Video courtesy of NASA
Tagged: anomaly Atlas V AV 080 Boeing Cape Canaveral Air Force Station Commercial Crew Program error fail International Space Station Jim Bridenstine Jim Chilton NASA OFT Orbital Flight Test Space Launch Complex 41 Starliner The Range timing

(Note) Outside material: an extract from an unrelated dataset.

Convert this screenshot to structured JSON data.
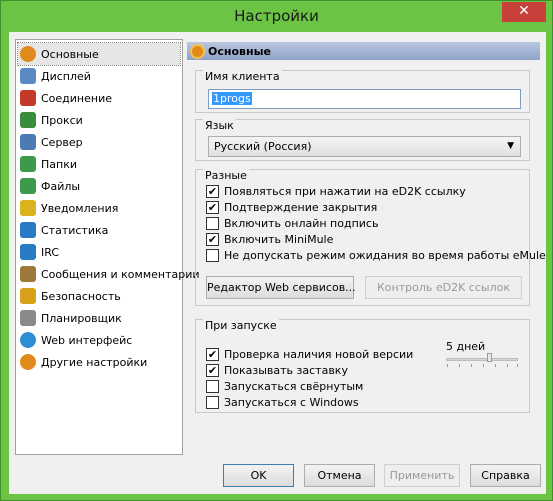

Jim Siegel comes from a business and engineering background, as well as a journalistic one. He has a degree in Mechanical Engineering from Purdue University, an MBA from the University of Michigan, and executive certificates from Northwestern University and Duke University. Jim got interested in journalism in 2002. As a resident of Celebration, FL, Disney’s planned community outside Orlando, he has written and performed photography extensively for the Celebration Independent and the Celebration News. He has also written for the Detroit News, the Indianapolis Star, and the Northwest Indiana Times (where he started his newspaper career at age 11 as a paperboy). Jim is well known around Celebration for his photography, and he recently published a book of his favorite Celebration scenes. Jim has covered the Kennedy Space Center since 2006. His experience has brought a unique perspective to his coverage of first, the space shuttle Program, and now the post-shuttle era, as US space exploration accelerates its dependence on commercial companies. He specializes in converting the often highly technical aspects of the space program into contexts that can be understood and appreciated by average Americans.
SpaceX went above and beyond the requirements for Commercial Crew, yet Boeing is already forgiven by NASA for its hit-and-miss Orbital Flight Test. Just proves that lobbying plus friends on Capitol Hill have its advantages.
Was very disappointed in the lack live video coverage of the whole launch/staging of the mission. Used to getting full coverage from SpaceX.
Your email address will not be published. Required fields are marked *
document.getElementById(comment).setAttribute( id, ab026dc0b41a4aa05efc5a9f36a27695 );document.getElementById(d6fdb4c9bf).setAttribute( id, comment );
Notify me of follow-up comments by email.
Notify me of new posts by email.
Necessary cookies are absolutely essential for the website to function properly. These cookies ensure basic functionalities and security features of the website, anonymously.
|cookielawinfo-checbox-analytics||11 months||This cookie is set by GDPR Cookie Consent plugin. The cookie is used to store the user consent for the cookies in the category Analytics.|
|cookielawinfo-checbox-functional||11 months||The cookie is set by GDPR cookie consent to record the user consent for the cookies in the category Functional.|
|cookielawinfo-checbox-others||11 months||This cookie is set by GDPR Cookie Consent plugin. The cookie is used to store the user consent for the cookies in the category Other.|
|cookielawinfo-checkbox-necessary||11 months||This cookie is set by GDPR Cookie Consent plugin. The cookies is used to store the user consent for the cookies in the category Necessary.|
|cookielawinfo-checkbox-performance||11 months||This cookie is set by GDPR Cookie Consent plugin. The cookie is used to store the user consent for the cookies in the category Performance.|
Functional cookies help to perform certain functionalities like sharing the content of the website on social media platforms, collect feedbacks, and other third-party features.
Performance cookies are used to understand and analyze the key performance indexes of the website which helps in delivering a better user experience for the visitors.
Analytical cookies are used to understand how visitors interact with the website. These cookies help provide information on metrics the number of visitors, bounce rate, traffic source, etc.
Advertisement cookies are used to provide visitors with relevant ads and marketing campaigns. These cookies track visitors across websites and collect information to provide customized ads.
Other uncategorized cookies are those that are being analyzed and have not been classified into a category as yet.